Part of Fold3’s Black History Collection is the South Carolina Estate Inventories and Bills of Sale, 1732-1872. Like the title suggests, this item contains bills of sale, inventory and appraisement books, and inventories of estates from the Charleston area of South Carolina between 1732 and 1872. It is a joint project with the South Carolina Department of Archives and History, Family Search, and the Lowcountry Africana group.
Among other uses, this publication can be invaluable for tracking down African American ancestors in the Charleston area, especially if they were slaves. Because slaves were considered property, when they were sold, a bill of sale was filled out, and when an estate was appraised for tax or probate purposes, slaves were listed and appraised along with the other items belonging to the estate. Such documentation is what makes this collection such a rich resource for finding slave ancestors. However, be aware that since slaves didn’t always have surnames, you’ll most likely need to look for them in this collection through the name of the slave owner.
Some examples of bills of sale and estate inventories include:
- A bill of sale from 1826 for about 100 slaves, listed by given name

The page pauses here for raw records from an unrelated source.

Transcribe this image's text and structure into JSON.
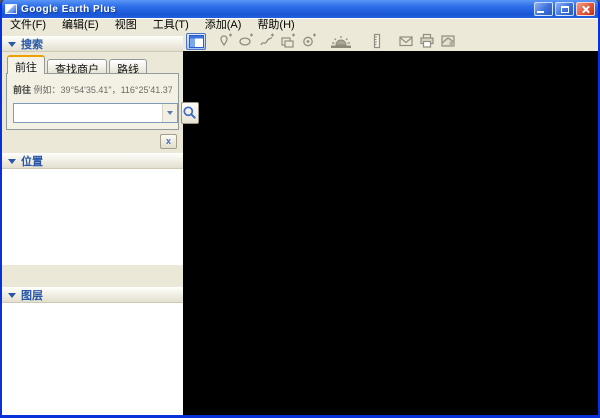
{
  "window": {
    "title": "Google Earth Plus"
  },
  "menu": {
    "items": [
      "文件(F)",
      "编辑(E)",
      "视图",
      "工具(T)",
      "添加(A)",
      "帮助(H)"
    ]
  },
  "toolbar": {
    "icons": [
      "toggle-sidebar",
      "add-placemark",
      "add-polygon",
      "add-path",
      "add-image-overlay",
      "record-tour",
      "sunlight",
      "ruler",
      "email",
      "print",
      "view-in-google-maps"
    ],
    "active_icon": "toggle-sidebar"
  },
  "sidebar": {
    "search": {
      "header": "搜索",
      "tabs": [
        "前往",
        "查找商户",
        "路线"
      ],
      "active_tab": "前往",
      "example_prefix": "前往",
      "example_text": "例如：39°54'35.41\"，116°25'41.37\"",
      "input_value": "",
      "clear_label": "x"
    },
    "places": {
      "header": "位置"
    },
    "layers": {
      "header": "图层"
    }
  },
  "colors": {
    "titlebar_blue": "#1C5AD6",
    "window_border": "#0831D9",
    "panel_bg": "#ECE8D8",
    "header_text": "#2857A8",
    "tab_accent_orange": "#EFA000",
    "search_icon_blue": "#3E6CC8",
    "viewport": "#000000"
  }
}
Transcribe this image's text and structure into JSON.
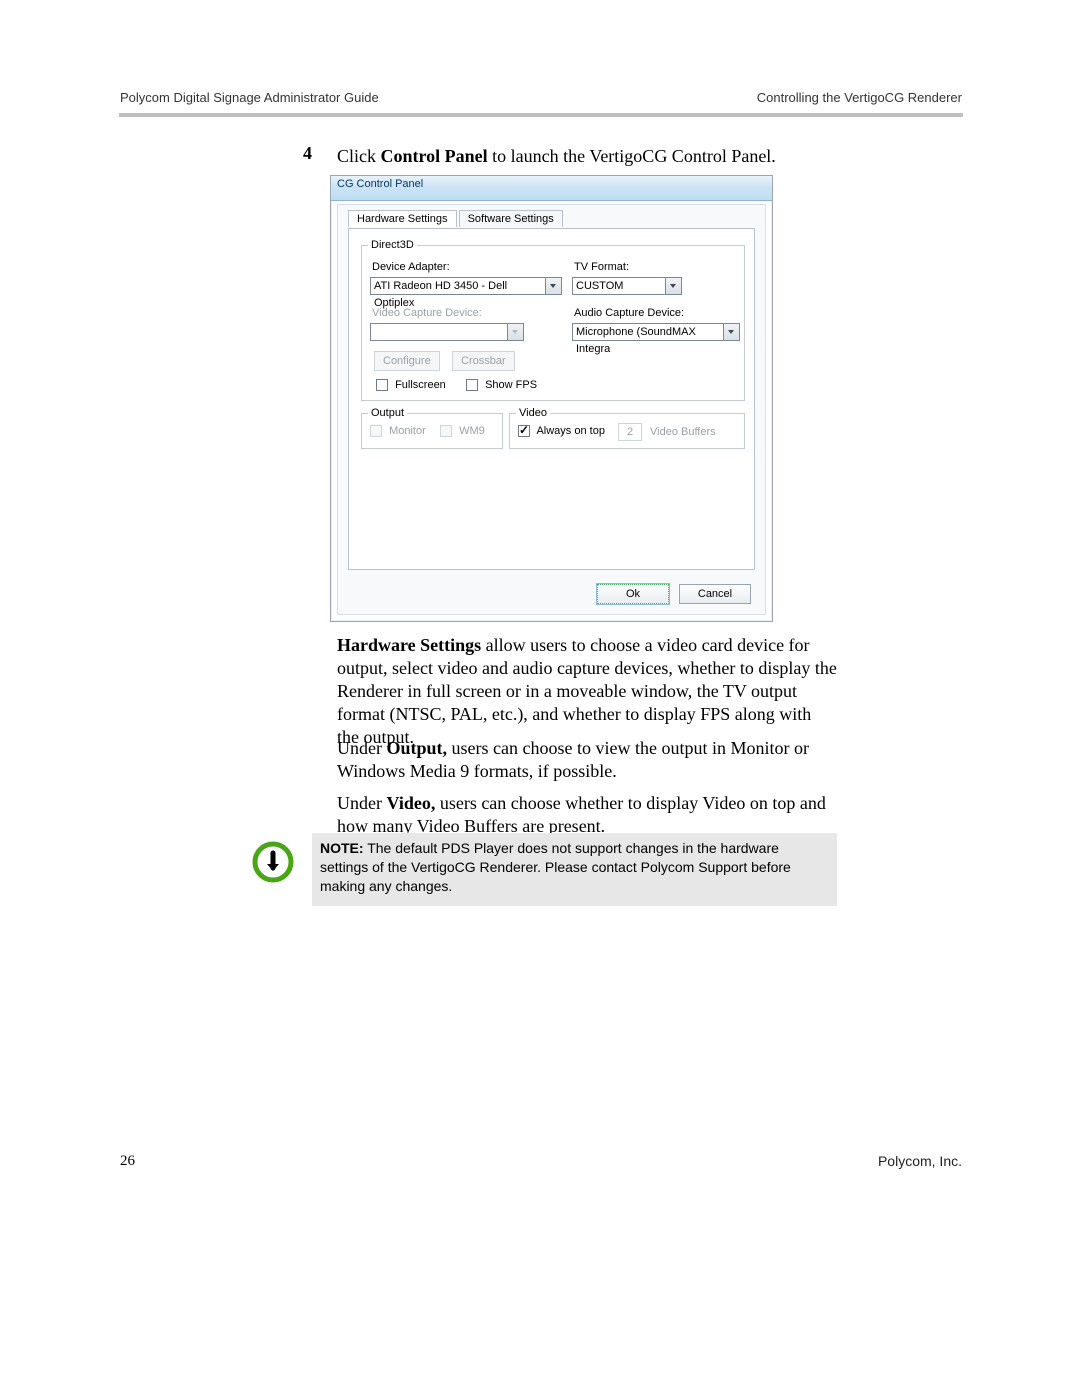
{
  "header": {
    "left": "Polycom Digital Signage Administrator Guide",
    "right": "Controlling the VertigoCG Renderer"
  },
  "footer": {
    "page": "26",
    "company": "Polycom, Inc."
  },
  "step": {
    "number": "4",
    "pre": "Click ",
    "bold": "Control Panel",
    "post": " to launch the VertigoCG Control Panel."
  },
  "dialog": {
    "title": "CG Control Panel",
    "tabs": {
      "hw": "Hardware Settings",
      "sw": "Software Settings"
    },
    "direct3d": {
      "legend": "Direct3D",
      "device_adapter_label": "Device Adapter:",
      "device_adapter_value": "ATI Radeon HD 3450 - Dell Optiplex",
      "tv_format_label": "TV Format:",
      "tv_format_value": "CUSTOM",
      "video_capture_label": "Video Capture Device:",
      "video_capture_value": "",
      "audio_capture_label": "Audio Capture Device:",
      "audio_capture_value": "Microphone (SoundMAX Integra",
      "configure_btn": "Configure",
      "crossbar_btn": "Crossbar",
      "fullscreen_label": "Fullscreen",
      "show_fps_label": "Show FPS"
    },
    "output": {
      "legend": "Output",
      "monitor": "Monitor",
      "wm9": "WM9"
    },
    "video": {
      "legend": "Video",
      "always_on_top": "Always on top",
      "buffers_value": "2",
      "buffers_label": "Video Buffers"
    },
    "ok": "Ok",
    "cancel": "Cancel"
  },
  "para1": {
    "bold": "Hardware Settings",
    "rest": " allow users to choose a video card device for output, select video and audio capture devices, whether to display the Renderer in full screen or in a moveable window, the TV output format (NTSC, PAL, etc.), and whether to display FPS along with the output."
  },
  "para2": {
    "pre": "Under ",
    "bold": "Output,",
    "rest": " users can choose to view the output in Monitor or Windows Media 9 formats, if possible."
  },
  "para3": {
    "pre": "Under ",
    "bold": "Video,",
    "rest": " users can choose whether to display Video on top and how many Video Buffers are present."
  },
  "note": {
    "label": "NOTE:",
    "body": " The default PDS Player does not support changes in the hardware settings of the VertigoCG Renderer. Please contact Polycom Support before making any changes."
  }
}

- A bill of sale from 1804 for 3 slaves that provides both their American and African names
- A 1757 inventory for the estate of Richard Cochran Ash that lists multiple slaves and their values, including one that was a runaway
- An 1827 inventory for the estate of Thomas Drayton that lists his 160 slaves by family group
An important thing to remember in African American genealogy is that not all African Americans living in antebellum America were slaves—hundreds of thousands, even in the South, were free. You’ll see this reflected within this collection by the presence of inventories for the estates of free African Americans, which provide interesting insight into the lifestyles and possessions of free blacks.
A few examples are:
- An 1810 inventory for the estate of Joseph Morton, a “free black man”
- An 1829 inventory for the estate of John Martin Logan, a “free person”
And even if you don’t have ancestors who appear in this collection—whether slaves, slave owners, or free African Americans—it still provides a fascinating look into America’s slave-owning past. So take some time to search or browse the South Carolina Estate Inventories and Bills of Sale, 1732-1872, on Fold3.